#### What you are asked to do:
Reproduce each entry below in full, exactly as it was given.

Dataset rows describing interfaces:

================

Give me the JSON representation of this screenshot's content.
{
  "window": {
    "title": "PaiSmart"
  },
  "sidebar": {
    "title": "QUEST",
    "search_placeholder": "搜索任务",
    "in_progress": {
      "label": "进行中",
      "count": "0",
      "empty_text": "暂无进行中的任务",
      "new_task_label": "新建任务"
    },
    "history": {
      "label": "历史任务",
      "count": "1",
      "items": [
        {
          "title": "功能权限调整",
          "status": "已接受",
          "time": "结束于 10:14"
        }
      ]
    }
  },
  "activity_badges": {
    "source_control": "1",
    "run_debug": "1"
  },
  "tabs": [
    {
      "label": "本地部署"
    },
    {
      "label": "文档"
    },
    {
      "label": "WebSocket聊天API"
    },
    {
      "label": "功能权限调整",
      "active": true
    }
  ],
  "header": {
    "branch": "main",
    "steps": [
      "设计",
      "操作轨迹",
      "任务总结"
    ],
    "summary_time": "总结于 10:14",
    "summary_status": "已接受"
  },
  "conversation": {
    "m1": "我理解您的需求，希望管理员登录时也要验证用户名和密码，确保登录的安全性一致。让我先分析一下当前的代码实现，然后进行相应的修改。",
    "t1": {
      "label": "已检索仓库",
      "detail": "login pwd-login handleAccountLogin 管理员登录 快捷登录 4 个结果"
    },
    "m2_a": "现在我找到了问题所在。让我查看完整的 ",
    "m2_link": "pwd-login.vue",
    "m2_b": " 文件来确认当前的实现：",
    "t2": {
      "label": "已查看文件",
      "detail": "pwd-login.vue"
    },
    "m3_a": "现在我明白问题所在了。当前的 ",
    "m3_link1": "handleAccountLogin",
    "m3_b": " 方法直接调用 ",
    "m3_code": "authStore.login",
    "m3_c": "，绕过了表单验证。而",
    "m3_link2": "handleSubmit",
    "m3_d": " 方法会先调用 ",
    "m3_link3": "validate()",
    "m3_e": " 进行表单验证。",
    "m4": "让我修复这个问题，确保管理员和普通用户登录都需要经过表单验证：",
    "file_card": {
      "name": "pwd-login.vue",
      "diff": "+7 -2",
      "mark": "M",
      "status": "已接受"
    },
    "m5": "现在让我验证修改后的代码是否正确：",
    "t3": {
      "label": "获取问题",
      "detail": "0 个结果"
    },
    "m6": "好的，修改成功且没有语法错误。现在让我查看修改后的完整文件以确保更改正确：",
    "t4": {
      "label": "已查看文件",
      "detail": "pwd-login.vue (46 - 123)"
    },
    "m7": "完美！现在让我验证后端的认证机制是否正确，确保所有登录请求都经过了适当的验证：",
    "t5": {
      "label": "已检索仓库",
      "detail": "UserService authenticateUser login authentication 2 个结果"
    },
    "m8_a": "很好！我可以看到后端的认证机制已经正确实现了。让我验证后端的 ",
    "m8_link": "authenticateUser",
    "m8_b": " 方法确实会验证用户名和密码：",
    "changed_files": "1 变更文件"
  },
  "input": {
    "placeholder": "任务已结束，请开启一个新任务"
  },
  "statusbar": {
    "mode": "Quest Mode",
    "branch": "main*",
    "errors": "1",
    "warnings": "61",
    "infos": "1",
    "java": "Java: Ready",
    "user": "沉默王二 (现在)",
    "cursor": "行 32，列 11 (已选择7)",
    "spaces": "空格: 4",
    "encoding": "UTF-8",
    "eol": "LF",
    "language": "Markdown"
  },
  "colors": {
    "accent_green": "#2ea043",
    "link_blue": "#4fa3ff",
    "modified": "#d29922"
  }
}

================

#### Answer to the exercise:
Give me the JSON representation of this screenshot's content.
{
  "window": {
    "title": "PaiSmart"
  },
  "sidebar": {
    "title": "QUEST",
    "search_placeholder": "搜索任务",
    "in_progress": {
      "label": "进行中",
      "count": "0",
      "empty_text": "暂无进行中的任务",
      "new_task_label": "新建任务"
    },
    "history": {
      "label": "历史任务",
      "count": "1",
      "items": [
        {
          "title": "功能权限调整",
          "status": "已接受",
          "time": "结束于 10:14"
        }
      ]
    }
  },
  "activity_badges": {
    "source_control": "1",
    "run_debug": "1"
  },
  "tabs": [
    {
      "label": "本地部署"
    },
    {
      "label": "文档"
    },
    {
      "label": "WebSocket聊天API"
    },
    {
      "label": "功能权限调整",
      "active": true
    }
  ],
  "header": {
    "branch": "main",
    "steps": [
      "设计",
      "操作轨迹",
      "任务总结"
    ],
    "summary_time": "总结于 10:14",
    "summary_status": "已接受"
  },
  "conversation": {
    "m1": "我理解您的需求，希望管理员登录时也要验证用户名和密码，确保登录的安全性一致。让我先分析一下当前的代码实现，然后进行相应的修改。",
    "t1": {
      "label": "已检索仓库",
      "detail": "login pwd-login handleAccountLogin 管理员登录 快捷登录 4 个结果"
    },
    "m2_a": "现在我找到了问题所在。让我查看完整的 ",
    "m2_link": "pwd-login.vue",
    "m2_b": " 文件来确认当前的实现：",
    "t2": {
      "label": "已查看文件",
      "detail": "pwd-login.vue"
    },
    "m3_a": "现在我明白问题所在了。当前的 ",
    "m3_link1": "handleAccountLogin",
    "m3_b": " 方法直接调用 ",
    "m3_code": "authStore.login",
    "m3_c": "，绕过了表单验证。而",
    "m3_link2": "handleSubmit",
    "m3_d": " 方法会先调用 ",
    "m3_link3": "validate()",
    "m3_e": " 进行表单验证。",
    "m4": "让我修复这个问题，确保管理员和普通用户登录都需要经过表单验证：",
    "file_card": {
      "name": "pwd-login.vue",
      "diff": "+7 -2",
      "mark": "M",
      "status": "已接受"
    },
    "m5": "现在让我验证修改后的代码是否正确：",
    "t3": {
      "label": "获取问题",
      "detail": "0 个结果"
    },
    "m6": "好的，修改成功且没有语法错误。现在让我查看修改后的完整文件以确保更改正确：",
    "t4": {
      "label": "已查看文件",
      "detail": "pwd-login.vue (46 - 123)"
    },
    "m7": "完美！现在让我验证后端的认证机制是否正确，确保所有登录请求都经过了适当的验证：",
    "t5": {
      "label": "已检索仓库",
      "detail": "UserService authenticateUser login authentication 2 个结果"
    },
    "m8_a": "很好！我可以看到后端的认证机制已经正确实现了。让我验证后端的 ",
    "m8_link": "authenticateUser",
    "m8_b": " 方法确实会验证用户名和密码：",
    "changed_files": "1 变更文件"
  },
  "input": {
    "placeholder": "任务已结束，请开启一个新任务"
  },
  "statusbar": {
    "mode": "Quest Mode",
    "branch": "main*",
    "errors": "1",
    "warnings": "61",
    "infos": "1",
    "java": "Java: Ready",
    "user": "沉默王二 (现在)",
    "cursor": "行 32，列 11 (已选择7)",
    "spaces": "空格: 4",
    "encoding": "UTF-8",
    "eol": "LF",
    "language": "Markdown"
  },
  "colors": {
    "accent_green": "#2ea043",
    "link_blue": "#4fa3ff",
    "modified": "#d29922"
  }
}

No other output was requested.